Drawdowns chartSource: JP Morgan Asset Management 2019

Our general view is that the economic outlook is still solid and while there are a few areas that bear watching (such as the impact of tariffs on international trade), we do not see indications that a recession is imminent. As such, with the market offering prices that are 10-20% cheaper than they were a few months ago, it makes sense for many people as part of their overall plan to make some strategic equity purchases. A combination of lower prices and higher earnings (see chart below) makes current valuations quite compelling. The Price to Earnings ratio (PE) dropped from 16.8 (4% above average) to 14.3 (11% below average).

SP 500 EarningsSource: JP Morgan Asset Management 2019

Some other data points we’ve been watching: 

  • Consumer Finances - Consumer balance sheets seem to be in good shape as the percentage of income devoted to paying off debt is now below 10%.

Household DebtSource: JP Morgan Asset Management 2019

  • Jobs - Unemployment continues to fall and wages are rising.
    • Note: the reports that have most recently been released indicate that the unemployment rate has edged up to 3.8% as more people have entered the work force.

UnemploymentSource: JP Morgan Asset Management 2019

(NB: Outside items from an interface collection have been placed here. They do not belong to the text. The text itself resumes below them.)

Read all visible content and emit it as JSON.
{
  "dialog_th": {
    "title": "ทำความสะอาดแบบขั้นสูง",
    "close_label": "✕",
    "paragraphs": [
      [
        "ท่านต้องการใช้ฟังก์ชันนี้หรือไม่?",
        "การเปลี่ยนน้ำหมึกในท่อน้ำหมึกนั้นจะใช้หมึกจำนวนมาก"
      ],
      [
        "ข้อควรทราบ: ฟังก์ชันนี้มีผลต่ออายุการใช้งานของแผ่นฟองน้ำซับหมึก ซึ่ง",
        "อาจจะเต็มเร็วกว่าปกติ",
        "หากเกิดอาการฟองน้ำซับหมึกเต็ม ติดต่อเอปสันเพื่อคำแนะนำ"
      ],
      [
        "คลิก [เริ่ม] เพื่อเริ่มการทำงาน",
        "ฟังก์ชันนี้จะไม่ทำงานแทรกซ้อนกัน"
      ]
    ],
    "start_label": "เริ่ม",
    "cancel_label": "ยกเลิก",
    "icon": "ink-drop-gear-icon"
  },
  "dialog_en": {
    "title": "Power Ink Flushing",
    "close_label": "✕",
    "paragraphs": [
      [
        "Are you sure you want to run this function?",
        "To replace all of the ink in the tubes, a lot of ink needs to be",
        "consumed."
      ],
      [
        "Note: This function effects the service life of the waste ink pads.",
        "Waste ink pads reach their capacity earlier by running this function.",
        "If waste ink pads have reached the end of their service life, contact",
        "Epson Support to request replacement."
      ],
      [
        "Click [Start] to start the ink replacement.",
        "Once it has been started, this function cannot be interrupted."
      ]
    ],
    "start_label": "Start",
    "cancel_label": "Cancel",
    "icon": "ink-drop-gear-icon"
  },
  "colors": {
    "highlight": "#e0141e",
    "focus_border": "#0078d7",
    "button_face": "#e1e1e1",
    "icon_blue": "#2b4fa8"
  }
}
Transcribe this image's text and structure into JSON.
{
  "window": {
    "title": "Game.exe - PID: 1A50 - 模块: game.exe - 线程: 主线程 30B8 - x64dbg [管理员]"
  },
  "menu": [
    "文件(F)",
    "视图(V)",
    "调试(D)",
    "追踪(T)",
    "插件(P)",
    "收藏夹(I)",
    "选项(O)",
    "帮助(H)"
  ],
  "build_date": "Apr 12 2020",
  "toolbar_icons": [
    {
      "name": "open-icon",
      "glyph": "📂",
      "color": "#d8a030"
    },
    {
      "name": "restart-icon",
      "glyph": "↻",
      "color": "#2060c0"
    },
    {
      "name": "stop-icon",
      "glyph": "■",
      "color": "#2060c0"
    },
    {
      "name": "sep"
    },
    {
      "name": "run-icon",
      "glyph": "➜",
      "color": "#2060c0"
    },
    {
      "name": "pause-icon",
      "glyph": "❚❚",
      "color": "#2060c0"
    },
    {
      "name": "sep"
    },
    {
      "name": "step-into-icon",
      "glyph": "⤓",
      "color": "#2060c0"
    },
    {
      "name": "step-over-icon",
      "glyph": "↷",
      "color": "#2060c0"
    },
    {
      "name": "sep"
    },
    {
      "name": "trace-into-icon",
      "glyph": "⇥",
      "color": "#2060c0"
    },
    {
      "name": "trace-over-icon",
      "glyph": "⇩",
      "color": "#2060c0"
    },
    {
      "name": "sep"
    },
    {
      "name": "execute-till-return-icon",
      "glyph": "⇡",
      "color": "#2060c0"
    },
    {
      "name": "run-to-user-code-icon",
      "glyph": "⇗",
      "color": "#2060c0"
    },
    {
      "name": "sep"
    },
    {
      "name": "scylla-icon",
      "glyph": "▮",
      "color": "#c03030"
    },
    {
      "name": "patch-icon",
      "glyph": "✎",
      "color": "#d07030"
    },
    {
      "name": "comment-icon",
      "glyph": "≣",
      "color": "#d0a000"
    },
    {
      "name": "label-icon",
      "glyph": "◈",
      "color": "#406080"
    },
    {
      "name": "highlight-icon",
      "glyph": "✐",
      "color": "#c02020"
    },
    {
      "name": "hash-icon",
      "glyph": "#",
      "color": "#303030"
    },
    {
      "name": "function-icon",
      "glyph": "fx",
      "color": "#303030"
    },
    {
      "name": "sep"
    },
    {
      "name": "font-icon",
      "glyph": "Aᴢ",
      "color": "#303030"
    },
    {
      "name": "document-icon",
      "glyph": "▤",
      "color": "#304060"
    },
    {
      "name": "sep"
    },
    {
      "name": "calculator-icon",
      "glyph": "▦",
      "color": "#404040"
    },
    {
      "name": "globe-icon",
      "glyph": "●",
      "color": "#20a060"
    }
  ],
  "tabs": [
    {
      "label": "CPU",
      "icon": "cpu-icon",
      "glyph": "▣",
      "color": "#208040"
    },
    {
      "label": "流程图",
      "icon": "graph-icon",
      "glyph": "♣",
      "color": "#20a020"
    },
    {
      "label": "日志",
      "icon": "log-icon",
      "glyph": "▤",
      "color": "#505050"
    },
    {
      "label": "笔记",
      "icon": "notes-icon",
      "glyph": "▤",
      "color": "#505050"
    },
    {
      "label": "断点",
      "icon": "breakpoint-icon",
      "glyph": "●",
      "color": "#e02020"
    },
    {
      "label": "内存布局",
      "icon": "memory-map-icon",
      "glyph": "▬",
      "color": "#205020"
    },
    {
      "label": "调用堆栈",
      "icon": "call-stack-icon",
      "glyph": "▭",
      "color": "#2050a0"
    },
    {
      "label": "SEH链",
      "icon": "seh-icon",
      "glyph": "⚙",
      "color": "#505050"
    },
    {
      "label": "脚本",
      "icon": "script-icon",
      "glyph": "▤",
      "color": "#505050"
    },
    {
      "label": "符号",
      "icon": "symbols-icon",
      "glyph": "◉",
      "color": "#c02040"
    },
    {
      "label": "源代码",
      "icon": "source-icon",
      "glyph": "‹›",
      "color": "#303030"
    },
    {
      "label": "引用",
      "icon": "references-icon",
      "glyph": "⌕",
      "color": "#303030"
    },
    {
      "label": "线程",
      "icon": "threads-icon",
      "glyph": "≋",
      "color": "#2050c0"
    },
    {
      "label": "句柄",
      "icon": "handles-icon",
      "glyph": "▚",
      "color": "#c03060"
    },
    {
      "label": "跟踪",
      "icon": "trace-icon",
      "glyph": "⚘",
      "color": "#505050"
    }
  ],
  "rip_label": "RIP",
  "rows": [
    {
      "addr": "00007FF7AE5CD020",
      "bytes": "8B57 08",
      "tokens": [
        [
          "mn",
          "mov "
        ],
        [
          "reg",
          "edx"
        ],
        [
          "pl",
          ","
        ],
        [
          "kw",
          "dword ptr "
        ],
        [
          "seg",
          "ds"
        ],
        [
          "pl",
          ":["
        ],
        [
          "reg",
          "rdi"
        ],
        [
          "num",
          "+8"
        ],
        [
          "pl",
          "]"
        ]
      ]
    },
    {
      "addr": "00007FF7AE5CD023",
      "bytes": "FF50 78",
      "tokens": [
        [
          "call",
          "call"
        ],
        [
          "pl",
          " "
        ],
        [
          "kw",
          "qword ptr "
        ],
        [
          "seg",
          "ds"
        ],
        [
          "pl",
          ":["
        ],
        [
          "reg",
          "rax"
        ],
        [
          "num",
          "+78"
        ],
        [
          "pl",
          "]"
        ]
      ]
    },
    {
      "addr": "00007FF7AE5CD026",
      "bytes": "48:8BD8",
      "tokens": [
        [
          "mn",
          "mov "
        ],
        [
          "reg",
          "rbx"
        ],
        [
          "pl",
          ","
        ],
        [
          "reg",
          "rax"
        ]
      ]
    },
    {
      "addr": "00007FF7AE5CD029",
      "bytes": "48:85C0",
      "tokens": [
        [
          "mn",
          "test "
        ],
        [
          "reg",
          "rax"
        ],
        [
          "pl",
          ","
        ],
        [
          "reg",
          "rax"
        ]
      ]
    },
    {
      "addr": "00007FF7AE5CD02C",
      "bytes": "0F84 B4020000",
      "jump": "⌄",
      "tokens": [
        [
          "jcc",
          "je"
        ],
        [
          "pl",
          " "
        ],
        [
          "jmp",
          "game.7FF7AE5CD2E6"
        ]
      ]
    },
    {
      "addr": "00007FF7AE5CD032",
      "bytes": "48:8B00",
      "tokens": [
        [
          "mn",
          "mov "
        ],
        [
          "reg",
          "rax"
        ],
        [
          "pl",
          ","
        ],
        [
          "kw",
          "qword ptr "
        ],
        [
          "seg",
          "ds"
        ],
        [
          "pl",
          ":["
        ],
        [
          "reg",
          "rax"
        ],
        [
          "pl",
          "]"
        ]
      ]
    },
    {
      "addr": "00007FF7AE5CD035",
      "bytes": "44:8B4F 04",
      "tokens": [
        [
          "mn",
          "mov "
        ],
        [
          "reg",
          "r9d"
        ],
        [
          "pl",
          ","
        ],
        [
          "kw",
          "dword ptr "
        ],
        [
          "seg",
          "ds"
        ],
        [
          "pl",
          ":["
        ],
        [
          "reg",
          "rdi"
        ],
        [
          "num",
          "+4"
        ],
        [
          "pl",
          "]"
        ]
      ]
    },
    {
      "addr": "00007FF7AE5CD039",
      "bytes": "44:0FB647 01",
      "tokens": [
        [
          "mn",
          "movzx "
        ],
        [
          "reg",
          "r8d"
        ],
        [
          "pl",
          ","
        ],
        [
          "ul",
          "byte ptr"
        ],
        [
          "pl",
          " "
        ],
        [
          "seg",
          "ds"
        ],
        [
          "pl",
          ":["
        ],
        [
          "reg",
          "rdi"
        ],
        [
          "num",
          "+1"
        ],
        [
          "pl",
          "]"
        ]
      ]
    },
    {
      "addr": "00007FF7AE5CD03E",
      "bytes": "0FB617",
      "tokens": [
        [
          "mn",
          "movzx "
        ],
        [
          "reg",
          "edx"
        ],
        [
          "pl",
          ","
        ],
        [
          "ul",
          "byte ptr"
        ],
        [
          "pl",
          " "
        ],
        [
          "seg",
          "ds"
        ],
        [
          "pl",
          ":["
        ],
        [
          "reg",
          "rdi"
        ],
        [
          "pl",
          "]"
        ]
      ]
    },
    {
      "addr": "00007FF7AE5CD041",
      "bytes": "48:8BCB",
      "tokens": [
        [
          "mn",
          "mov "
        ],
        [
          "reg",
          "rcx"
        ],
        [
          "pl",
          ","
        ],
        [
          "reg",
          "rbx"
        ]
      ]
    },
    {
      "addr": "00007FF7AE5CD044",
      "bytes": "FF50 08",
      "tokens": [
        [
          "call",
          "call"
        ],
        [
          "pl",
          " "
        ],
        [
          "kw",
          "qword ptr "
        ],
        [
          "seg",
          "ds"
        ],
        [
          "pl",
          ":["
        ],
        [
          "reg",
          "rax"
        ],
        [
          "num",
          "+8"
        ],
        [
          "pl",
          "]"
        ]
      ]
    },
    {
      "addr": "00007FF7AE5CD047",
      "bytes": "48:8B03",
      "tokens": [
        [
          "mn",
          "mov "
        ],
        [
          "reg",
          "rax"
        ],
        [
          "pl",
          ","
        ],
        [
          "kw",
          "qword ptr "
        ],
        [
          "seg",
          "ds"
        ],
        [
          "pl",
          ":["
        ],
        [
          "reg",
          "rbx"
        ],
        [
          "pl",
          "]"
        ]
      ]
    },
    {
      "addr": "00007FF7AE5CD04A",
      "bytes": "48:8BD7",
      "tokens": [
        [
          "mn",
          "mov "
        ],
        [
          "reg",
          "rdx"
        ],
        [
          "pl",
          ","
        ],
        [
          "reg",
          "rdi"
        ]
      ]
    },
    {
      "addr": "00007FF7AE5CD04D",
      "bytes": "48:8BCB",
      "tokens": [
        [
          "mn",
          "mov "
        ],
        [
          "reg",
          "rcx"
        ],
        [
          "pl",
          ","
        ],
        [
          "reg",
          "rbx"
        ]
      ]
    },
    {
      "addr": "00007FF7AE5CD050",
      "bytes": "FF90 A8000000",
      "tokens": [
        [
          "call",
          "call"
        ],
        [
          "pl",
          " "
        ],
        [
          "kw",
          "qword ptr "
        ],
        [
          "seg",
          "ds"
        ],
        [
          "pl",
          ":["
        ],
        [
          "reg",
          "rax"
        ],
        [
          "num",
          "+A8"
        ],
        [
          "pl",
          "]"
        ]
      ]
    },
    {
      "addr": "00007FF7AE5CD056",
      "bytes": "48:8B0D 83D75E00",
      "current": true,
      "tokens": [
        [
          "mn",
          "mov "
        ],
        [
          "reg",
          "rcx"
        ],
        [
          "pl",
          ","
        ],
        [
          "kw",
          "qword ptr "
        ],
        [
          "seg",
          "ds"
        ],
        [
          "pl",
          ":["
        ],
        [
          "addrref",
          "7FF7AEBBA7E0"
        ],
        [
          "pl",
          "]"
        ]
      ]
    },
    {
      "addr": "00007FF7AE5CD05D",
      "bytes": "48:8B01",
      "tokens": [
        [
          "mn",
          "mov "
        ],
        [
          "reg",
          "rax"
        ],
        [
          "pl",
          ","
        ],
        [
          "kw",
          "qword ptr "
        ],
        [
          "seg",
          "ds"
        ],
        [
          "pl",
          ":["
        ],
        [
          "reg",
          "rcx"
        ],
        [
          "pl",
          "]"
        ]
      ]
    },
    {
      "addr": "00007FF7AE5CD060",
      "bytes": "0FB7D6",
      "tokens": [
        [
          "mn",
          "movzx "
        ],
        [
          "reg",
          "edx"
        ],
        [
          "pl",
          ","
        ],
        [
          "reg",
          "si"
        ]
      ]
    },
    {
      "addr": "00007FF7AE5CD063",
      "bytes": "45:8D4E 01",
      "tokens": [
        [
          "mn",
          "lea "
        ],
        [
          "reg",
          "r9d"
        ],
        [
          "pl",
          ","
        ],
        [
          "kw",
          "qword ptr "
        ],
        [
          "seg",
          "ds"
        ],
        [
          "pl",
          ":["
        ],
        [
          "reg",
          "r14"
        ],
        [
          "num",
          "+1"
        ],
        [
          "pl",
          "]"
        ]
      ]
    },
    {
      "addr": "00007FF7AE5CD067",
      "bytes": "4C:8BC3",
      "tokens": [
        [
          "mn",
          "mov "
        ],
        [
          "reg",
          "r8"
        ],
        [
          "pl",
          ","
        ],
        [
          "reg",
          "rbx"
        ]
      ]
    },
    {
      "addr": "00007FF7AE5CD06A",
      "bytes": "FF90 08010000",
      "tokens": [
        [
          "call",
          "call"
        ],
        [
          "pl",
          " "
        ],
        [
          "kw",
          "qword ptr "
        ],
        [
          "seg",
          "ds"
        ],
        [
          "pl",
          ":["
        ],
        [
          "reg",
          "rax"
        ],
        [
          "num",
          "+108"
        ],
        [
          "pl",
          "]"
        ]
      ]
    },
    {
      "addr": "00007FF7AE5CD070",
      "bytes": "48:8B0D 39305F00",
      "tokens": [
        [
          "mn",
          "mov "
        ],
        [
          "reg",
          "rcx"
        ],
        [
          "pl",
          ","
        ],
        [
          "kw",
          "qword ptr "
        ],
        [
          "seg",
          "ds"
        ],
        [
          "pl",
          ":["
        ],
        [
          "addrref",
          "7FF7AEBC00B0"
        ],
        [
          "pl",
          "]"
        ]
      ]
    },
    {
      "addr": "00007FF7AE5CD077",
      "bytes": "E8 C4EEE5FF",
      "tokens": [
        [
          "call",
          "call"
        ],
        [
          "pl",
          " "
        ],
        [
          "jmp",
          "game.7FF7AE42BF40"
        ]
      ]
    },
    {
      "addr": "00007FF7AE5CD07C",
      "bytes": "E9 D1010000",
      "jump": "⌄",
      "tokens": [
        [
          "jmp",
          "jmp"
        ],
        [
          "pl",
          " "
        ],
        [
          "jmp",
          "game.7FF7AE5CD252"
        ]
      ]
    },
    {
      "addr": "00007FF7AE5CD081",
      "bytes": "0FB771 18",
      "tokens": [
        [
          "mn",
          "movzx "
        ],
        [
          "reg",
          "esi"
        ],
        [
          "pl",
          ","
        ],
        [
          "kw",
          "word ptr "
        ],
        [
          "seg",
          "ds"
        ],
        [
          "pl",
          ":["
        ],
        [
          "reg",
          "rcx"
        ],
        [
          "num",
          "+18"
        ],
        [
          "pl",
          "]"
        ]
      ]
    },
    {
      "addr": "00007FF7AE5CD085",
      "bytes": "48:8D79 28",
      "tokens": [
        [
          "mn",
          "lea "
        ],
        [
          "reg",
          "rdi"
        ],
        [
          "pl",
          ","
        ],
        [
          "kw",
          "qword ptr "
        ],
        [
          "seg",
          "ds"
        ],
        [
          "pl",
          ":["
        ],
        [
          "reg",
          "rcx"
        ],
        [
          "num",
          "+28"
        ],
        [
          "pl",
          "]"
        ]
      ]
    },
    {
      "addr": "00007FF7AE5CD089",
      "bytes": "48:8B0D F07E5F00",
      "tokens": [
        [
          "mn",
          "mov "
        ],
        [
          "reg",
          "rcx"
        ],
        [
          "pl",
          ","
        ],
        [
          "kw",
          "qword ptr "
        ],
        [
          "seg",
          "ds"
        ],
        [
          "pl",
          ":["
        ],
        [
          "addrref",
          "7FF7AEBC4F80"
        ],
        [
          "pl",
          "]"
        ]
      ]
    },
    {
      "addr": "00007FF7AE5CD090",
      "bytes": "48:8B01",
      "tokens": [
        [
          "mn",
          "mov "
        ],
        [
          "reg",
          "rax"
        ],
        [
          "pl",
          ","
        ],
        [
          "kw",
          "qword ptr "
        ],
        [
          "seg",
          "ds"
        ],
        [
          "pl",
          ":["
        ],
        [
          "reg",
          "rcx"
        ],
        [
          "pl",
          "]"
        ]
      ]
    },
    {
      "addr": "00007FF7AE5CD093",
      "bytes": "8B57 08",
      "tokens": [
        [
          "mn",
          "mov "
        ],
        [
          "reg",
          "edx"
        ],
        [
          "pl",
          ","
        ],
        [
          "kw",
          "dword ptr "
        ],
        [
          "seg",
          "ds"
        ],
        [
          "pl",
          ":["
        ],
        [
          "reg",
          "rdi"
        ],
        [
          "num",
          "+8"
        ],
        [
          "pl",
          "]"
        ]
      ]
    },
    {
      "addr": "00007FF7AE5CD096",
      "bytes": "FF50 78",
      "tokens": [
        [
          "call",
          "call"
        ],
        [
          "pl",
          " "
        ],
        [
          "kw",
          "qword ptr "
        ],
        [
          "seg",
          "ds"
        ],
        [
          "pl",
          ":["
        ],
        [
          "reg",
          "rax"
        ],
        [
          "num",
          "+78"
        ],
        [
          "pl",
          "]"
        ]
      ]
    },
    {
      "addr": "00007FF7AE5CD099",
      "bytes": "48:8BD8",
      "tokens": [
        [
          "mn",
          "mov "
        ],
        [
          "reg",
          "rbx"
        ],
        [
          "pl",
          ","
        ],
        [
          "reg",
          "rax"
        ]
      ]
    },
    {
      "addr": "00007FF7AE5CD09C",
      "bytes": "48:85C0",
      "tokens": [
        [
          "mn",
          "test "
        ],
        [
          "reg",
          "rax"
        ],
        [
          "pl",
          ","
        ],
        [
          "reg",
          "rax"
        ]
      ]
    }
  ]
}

  • Energy - The drop in the price of oil from the mid $70s to the mid $40s has helped the consumer by lowering gas prices and should have the added effect of keeping inflation numbers lower. See chart to the right. No U.S. bank failed in 2018 – for the first time since 2006.

OilSource: JP Morgan Asset Management 2019

  • The average mortgage rate is now 4.6%, up from 3.3% in 2012.
  • The S&P 500 was positive on 53% of the trading days and negative 47% - exactly the same ratio as the 50-year average.

Looking back on 2018, while not a great one for investors, there was still much to be positive about as worldwide citizens:

  • Poverty around the world is plummeting.
  • Half the world is now middle class.
  • Illiteracy is declining.
  • Disease is receding.
  • As recent as 1980, almost half the world lived in “extreme poverty,” that number is now 8.6%.
  • “Over the last 25 years, more than a billion people have lifted themselves out of extreme poverty, and the global poverty rate is now lower than it has ever been in recorded history. This is one of the greatest human achievements of our time,” said World Bank Group President Jim Yong Kim. 

In closing, some of you may recall that I am on a personal project to read a biography on every U.S. president. This year I completed books regarding Grover Cleveland, Benjamin Harrison, another on Ulysses S. Grant, and am nearly through William McKinley. I appreciated this poignant photo taken by Alex Brandon that shows 4 of the 5 living presidents and First Ladies paying their respects at George Bush’s funeral.

Pres group photo

Thank you for allowing us to be a part of your journey. Here’s to a great 2019!


Tax, legal, and estate planning advice contained in this article is general in nature. Always consult an attorney or tax professional regarding your specific legal or tax situation. This article was prepared for informational purposes only and does not constitute an offer to buy or sell, or a solicitation of any offer to buy or sell the securities mentioned herein. Information presented does not involve the rendering of personalized investment advice, but is limited to the dissemination of general information regarding products and services. It should not be regarded as a complete analysis of the subjects discussed. All expressions of opinion reflect the judgment of the author as of the date of publication and are subject to change. Any strategy discussed herein may not be suitable for all investors. Before implementing any strategy, investors should confer with their financial advisor. No current or prospective client should assume that the future performance of any specific investment, investment strategy or product made reference to directly or indirectly, will be profitable or equal to past performance levels.